┌─ Data for the task
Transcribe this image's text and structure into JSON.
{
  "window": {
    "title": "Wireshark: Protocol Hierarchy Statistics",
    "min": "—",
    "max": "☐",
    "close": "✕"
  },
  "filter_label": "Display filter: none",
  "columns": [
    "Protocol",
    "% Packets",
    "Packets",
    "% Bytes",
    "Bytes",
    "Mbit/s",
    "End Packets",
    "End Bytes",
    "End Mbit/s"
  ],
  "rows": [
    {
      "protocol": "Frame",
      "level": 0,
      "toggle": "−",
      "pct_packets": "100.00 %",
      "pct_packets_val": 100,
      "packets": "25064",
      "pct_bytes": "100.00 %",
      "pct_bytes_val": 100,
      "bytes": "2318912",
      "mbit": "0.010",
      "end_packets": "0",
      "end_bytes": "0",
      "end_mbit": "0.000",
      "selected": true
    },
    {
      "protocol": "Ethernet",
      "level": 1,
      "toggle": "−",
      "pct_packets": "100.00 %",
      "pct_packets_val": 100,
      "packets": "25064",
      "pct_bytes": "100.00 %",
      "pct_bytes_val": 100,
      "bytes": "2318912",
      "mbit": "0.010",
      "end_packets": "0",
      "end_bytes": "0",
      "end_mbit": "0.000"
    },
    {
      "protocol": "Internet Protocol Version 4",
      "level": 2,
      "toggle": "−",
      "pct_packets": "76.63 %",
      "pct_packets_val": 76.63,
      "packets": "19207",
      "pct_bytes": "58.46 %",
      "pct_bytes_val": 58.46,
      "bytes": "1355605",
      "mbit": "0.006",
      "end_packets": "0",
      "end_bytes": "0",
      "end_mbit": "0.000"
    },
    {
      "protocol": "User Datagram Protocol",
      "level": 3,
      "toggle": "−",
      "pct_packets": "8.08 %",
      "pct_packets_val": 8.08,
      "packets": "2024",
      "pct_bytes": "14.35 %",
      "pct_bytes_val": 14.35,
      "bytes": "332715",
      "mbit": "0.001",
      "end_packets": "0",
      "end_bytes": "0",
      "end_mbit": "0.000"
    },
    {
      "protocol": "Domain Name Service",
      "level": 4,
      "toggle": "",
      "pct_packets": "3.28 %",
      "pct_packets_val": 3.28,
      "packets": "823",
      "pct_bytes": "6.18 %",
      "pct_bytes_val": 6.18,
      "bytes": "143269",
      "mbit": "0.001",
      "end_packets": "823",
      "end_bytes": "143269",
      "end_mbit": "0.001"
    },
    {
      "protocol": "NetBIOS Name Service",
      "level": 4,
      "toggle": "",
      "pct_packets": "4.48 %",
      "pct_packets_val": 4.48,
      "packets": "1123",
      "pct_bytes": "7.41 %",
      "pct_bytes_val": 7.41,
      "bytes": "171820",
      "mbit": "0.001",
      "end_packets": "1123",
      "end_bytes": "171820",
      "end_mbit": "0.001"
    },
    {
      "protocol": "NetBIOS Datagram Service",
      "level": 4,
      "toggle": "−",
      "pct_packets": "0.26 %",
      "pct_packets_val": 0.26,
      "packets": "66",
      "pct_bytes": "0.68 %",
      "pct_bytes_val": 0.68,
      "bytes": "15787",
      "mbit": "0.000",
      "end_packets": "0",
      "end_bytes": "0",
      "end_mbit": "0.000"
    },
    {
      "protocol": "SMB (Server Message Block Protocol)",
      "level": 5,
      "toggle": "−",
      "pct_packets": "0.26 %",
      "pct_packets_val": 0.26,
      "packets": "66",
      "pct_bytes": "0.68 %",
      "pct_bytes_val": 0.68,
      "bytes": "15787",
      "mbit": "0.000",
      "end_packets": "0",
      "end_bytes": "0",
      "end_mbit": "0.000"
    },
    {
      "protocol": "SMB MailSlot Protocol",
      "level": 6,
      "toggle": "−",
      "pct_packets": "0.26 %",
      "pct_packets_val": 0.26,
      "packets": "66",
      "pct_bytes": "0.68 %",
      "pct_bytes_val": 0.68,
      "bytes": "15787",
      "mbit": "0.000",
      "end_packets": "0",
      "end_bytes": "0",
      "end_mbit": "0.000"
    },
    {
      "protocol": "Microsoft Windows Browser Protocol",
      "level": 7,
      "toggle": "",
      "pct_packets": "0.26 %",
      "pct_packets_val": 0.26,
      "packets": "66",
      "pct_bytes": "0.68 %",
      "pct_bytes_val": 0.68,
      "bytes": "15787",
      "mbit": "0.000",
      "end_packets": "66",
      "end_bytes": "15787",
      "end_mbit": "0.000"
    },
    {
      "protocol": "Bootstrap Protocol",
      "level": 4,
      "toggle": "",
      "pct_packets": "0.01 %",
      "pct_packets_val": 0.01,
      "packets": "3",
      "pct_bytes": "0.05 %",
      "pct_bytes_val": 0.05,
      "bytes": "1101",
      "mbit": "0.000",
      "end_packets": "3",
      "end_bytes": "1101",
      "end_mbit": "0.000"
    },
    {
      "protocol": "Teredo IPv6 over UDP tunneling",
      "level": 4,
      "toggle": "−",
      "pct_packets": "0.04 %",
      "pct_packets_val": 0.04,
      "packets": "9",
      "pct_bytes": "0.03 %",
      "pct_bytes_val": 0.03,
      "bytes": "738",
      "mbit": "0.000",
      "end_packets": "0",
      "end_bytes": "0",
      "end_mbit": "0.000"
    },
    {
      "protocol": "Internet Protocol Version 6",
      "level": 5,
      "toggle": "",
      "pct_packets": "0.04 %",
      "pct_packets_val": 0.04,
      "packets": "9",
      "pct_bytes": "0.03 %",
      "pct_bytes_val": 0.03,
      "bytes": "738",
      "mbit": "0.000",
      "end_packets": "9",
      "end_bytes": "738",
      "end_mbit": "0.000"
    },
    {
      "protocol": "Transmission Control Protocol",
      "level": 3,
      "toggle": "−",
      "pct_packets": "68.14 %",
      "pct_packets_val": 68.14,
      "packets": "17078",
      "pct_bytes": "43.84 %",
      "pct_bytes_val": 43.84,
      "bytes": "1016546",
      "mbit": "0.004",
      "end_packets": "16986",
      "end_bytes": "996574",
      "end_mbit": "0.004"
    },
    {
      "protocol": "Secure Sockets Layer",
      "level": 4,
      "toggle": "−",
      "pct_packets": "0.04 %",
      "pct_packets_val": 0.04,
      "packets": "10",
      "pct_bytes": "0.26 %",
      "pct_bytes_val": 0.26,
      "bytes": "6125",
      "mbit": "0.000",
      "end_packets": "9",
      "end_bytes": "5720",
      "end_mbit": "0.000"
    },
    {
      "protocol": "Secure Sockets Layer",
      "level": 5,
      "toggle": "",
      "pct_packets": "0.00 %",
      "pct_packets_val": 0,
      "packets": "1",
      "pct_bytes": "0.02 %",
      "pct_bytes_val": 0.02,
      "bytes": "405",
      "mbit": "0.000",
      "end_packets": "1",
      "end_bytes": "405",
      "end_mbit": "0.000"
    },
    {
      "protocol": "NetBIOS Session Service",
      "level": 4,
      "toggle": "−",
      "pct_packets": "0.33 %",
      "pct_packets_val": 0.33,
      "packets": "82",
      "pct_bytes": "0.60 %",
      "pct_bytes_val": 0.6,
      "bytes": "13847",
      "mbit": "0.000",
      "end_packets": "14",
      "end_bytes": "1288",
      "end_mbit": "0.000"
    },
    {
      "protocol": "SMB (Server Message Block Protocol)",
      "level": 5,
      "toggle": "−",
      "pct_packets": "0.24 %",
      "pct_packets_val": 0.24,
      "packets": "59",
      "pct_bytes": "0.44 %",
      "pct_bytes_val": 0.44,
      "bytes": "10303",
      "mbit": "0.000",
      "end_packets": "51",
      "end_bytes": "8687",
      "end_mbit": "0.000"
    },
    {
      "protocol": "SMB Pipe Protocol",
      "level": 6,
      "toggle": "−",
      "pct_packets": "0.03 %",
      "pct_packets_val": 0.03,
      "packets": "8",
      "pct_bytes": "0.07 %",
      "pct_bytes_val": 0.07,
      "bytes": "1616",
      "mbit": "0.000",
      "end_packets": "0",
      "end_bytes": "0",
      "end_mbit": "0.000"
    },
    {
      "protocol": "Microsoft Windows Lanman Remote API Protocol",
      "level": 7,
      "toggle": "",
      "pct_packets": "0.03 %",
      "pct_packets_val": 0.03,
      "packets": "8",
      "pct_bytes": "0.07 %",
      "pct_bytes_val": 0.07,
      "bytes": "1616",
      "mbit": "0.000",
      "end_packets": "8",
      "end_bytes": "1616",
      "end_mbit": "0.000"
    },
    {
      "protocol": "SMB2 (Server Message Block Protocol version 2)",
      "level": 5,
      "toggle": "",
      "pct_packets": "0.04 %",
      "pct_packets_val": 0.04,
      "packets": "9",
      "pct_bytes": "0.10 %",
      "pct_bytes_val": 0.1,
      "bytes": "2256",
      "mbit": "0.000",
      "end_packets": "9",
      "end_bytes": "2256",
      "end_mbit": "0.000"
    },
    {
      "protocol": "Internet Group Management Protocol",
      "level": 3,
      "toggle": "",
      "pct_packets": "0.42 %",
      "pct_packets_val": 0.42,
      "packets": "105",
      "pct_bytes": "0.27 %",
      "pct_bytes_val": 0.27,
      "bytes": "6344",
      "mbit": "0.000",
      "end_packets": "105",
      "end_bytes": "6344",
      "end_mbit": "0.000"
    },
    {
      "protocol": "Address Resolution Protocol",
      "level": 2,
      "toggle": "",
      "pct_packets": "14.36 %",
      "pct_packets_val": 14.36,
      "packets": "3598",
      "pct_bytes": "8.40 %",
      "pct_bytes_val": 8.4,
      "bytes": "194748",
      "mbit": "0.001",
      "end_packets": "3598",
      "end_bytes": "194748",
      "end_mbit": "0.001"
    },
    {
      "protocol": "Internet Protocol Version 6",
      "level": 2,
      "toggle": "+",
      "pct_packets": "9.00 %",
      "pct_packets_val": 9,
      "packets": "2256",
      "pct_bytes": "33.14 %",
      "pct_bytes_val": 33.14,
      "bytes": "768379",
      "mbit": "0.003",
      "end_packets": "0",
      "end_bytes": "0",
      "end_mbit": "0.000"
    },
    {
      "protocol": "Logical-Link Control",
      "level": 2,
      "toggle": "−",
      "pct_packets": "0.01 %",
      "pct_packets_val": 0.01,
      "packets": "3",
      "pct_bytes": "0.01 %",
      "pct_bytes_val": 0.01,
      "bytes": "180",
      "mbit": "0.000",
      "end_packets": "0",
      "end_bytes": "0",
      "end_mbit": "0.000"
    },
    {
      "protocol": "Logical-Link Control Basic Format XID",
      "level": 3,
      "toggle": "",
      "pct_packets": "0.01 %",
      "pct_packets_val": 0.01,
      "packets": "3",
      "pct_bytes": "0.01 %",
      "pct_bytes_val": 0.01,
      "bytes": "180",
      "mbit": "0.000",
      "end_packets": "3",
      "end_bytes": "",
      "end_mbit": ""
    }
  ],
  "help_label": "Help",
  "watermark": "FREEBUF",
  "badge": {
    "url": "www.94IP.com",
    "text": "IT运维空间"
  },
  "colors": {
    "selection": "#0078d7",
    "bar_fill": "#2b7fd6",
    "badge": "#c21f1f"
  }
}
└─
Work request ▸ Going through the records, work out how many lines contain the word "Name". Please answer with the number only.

Reply ▸ 2